Brendon McCullum, the former New Zealand captain who gave match-fixing evidence at Southwark Crown Court last year against his former team-mate and one-time hero Chris Cairns, has used the MCC Spirit of Cricket lecture to criticize the approach of the ICC’s anti-corruption unit.
Cairns was effectively cleared of any involvement in match-fixing at the end of a nine-week trial in November, but complained that his reputation in cricket had been “scorched” despite being found not guilty of perjury and perverting the course of justice.
The first count, that of perjury, would have carried a maximum of seven years’ imprisonment and related to his successful 2012 libel action against Lalit Modi, the founder of the IPL, at the High Court in London.
In the course of the libel trial, Cairns stated that he had “never” cheated at cricket, and nor would he contemplate doing so, a statement that attracted the interests of the Crown Prosecution Service in the wake of leaked testimony given by his former team-mates, Lou Vincent and McCullum, to the ICC’s anti-corruption and security unit (ACSU).
McCullum told MCC members at Lord’s that he stood by the evidence he gave at the trial but condemned his first interview a member of the ICC’s anti-corruption unit as “casual”.
He said of the official: “[He] took notes –– he did not record our conversation. He said he would get what I said down on paper and that it would probably end up at the bottom of the file with nothing eventuating.
“Looking back on this, I am very surprised by what I perceive to be a very casual approach to gathering evidence. I was reporting two approaches by a former international star of the game. I was not asked to elaborate on anything I said and I signed a statement that was essentially nothing more than a skeleton outline.”
McCullum made three statements in all, offering progressive detail, and said of his third statement to the Metropolitan Police: “Suffice to say, they were streets ahead in terms of professionalism. They asked me so many questions, testing my memory, and took a much more comprehensive brief.”
McCullum went on: “I don’t think either of us could ever have foreseen that my first statement would be used in a perjury trial in London four years after it was made. But the point I wish to make is that it must have been feasible that I would have to give evidence somewhere, sometime. I think players deserve better from the ICC and that, in the future, the evidence gathering exercise has to be much more thorough, more professional.

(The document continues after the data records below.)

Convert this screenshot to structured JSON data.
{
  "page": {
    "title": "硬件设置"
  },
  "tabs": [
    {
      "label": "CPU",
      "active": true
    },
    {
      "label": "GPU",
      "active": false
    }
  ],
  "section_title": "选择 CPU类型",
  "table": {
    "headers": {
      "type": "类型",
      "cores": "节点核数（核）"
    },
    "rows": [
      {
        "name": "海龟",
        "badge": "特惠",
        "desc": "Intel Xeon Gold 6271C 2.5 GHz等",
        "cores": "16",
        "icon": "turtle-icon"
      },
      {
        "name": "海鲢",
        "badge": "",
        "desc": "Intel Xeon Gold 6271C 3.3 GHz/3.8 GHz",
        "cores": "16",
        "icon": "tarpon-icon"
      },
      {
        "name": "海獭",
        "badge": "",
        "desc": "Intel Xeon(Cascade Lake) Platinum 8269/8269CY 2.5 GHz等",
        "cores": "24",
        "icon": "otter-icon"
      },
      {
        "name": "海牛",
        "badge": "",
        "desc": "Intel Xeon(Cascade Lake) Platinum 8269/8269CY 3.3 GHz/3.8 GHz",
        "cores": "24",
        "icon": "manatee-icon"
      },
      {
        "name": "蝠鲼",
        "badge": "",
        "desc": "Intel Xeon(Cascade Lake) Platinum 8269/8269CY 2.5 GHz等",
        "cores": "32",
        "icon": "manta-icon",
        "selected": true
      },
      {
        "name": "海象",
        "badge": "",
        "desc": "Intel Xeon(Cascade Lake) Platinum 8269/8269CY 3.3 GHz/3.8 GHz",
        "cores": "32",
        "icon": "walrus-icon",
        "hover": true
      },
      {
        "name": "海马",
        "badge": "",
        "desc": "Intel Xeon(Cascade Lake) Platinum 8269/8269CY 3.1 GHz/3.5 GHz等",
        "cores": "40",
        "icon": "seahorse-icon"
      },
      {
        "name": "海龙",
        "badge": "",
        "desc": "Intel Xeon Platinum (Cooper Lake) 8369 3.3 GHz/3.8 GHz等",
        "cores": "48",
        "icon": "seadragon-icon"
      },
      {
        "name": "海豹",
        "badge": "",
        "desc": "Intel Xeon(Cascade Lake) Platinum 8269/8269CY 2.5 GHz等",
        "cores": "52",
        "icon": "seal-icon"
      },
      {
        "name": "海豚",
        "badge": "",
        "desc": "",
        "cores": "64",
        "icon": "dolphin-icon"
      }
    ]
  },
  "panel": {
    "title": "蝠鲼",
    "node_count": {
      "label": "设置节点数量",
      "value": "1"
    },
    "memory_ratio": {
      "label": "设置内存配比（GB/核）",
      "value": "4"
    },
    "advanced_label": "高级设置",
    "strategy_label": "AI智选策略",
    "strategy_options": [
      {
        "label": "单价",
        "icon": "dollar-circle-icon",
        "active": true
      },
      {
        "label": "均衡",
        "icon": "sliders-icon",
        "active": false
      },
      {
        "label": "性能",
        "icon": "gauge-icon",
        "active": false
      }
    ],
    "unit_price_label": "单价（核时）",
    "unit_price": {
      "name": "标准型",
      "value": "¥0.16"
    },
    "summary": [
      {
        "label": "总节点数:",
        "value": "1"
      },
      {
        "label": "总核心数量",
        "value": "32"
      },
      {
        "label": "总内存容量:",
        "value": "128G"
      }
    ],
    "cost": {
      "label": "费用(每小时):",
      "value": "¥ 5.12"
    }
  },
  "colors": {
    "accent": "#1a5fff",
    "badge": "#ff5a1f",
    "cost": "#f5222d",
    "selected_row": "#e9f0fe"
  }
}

“In my opinion a person taking a statement should ensure that the witness is advised about what may occur – that if evidence were to be given in the future and the witness did not put everything in that initial statement or changed what they said in any way, then this would likely impact on their credibility.
“When I made my first statement to the ICC, my impression was that it would be put in the bottom draw and never see the light of day again. No attempt was made to elicit a full and comprehensive statement from me on that occasion.”
Referring to his “moral obligation” to give evidence, McCullum said: “I do wish that the ICC had handled my initial approach more professionally.”
McCullum also complained that his evidence was leaked to the Daily Mail. “No witness who has provided evidence to the ICC should ever have to go through such a scenario again. The leak has never been explained to me; to my knowledge no one has been held accountable and, in those circumstances, it is difficult to have confidence in the ICC,” he said.
“To report an approach and to give evidence requires considerable courage – players deserve much better. How can the game’s governing body expect players to co-operate with it when it is then responsible for leaking confidential statements to the media?
“It goes without saying that if players do not have confidence in the organisation, they will be reluctant to report approaches and the game is worse off. If we are to get rid of the scourge of match-fixing, a robust governing body is essential.”